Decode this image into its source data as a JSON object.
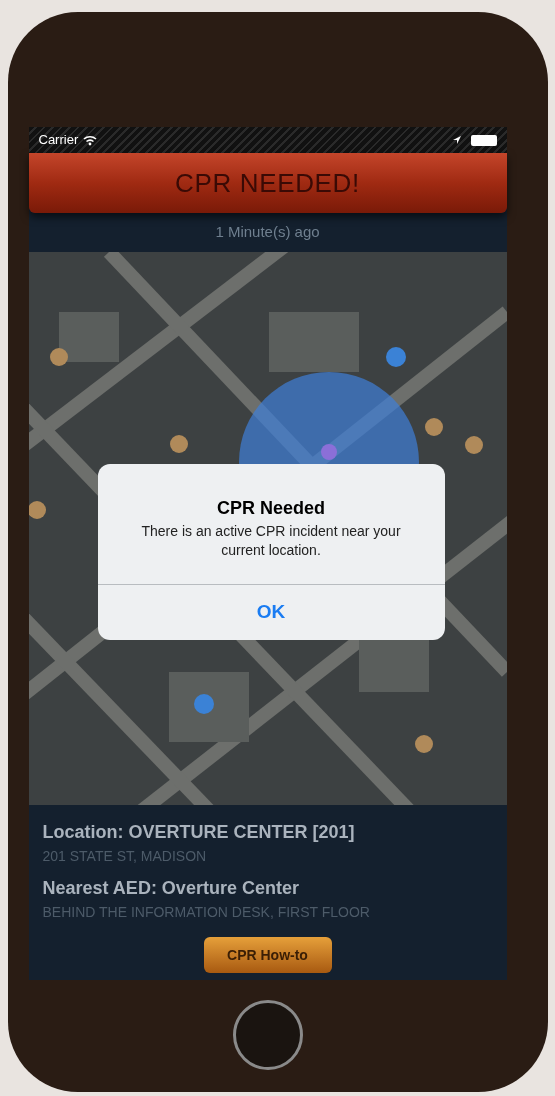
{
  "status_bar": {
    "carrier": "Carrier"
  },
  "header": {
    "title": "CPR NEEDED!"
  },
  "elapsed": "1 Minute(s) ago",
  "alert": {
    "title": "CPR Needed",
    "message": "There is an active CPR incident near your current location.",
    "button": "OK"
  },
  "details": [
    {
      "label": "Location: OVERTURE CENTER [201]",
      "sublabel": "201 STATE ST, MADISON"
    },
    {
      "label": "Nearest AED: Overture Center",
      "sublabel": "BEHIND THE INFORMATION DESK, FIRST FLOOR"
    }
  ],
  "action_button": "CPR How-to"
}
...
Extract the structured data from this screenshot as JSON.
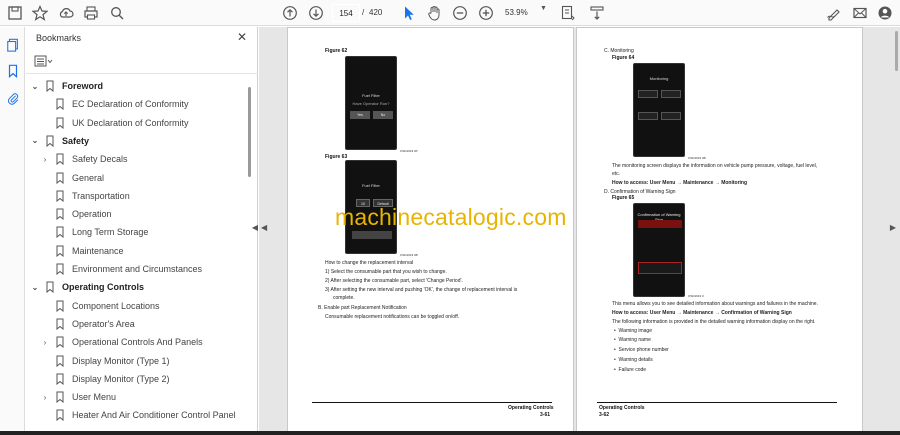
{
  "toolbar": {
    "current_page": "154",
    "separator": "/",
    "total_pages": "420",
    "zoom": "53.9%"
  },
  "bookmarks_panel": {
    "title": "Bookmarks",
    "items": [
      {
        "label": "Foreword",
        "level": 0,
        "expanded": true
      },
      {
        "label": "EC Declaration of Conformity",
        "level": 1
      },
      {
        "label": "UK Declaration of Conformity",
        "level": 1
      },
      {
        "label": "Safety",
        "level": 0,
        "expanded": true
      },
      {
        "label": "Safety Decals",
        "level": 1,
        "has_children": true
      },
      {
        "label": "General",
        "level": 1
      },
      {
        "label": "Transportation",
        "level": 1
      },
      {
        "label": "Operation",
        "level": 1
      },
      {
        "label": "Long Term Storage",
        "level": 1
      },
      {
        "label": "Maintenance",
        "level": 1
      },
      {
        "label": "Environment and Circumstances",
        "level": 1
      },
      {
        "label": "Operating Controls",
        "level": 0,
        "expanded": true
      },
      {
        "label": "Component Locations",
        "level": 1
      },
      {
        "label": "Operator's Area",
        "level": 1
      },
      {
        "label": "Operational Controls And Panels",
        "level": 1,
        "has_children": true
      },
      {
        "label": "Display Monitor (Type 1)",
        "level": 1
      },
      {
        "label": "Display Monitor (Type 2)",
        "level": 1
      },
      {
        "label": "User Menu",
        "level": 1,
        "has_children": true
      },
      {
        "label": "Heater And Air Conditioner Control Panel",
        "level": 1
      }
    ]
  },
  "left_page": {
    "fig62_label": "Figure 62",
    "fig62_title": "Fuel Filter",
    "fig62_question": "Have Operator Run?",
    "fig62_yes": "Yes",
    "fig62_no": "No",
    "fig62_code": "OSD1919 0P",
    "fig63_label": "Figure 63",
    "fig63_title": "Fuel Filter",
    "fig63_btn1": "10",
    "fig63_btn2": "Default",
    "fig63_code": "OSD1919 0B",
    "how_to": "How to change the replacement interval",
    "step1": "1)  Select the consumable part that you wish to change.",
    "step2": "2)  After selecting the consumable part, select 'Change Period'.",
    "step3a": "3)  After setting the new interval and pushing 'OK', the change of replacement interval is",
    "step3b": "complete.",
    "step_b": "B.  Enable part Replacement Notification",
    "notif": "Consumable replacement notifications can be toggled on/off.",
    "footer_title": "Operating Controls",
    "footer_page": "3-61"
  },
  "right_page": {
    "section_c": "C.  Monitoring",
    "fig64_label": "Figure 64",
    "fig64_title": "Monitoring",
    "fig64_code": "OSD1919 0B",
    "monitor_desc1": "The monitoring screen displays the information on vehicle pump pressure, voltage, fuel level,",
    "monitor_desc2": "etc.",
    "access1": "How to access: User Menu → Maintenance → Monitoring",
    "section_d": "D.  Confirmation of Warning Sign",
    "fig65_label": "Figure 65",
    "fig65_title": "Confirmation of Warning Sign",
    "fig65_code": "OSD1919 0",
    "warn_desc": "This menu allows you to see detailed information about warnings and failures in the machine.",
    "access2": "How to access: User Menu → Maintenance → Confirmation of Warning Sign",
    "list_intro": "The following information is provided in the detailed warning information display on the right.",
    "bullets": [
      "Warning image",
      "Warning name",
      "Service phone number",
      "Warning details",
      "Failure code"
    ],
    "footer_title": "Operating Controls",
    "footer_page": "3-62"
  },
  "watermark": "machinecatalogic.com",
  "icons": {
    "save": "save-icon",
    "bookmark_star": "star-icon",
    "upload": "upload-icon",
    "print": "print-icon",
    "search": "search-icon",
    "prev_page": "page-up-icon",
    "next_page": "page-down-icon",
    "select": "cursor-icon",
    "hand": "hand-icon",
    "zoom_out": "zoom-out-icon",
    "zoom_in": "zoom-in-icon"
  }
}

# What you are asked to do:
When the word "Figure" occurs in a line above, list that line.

# The answer:
    "fig62_label": "Figure 62",
    "fig63_label": "Figure 63",
    "fig64_label": "Figure 64",
    "fig65_label": "Figure 65",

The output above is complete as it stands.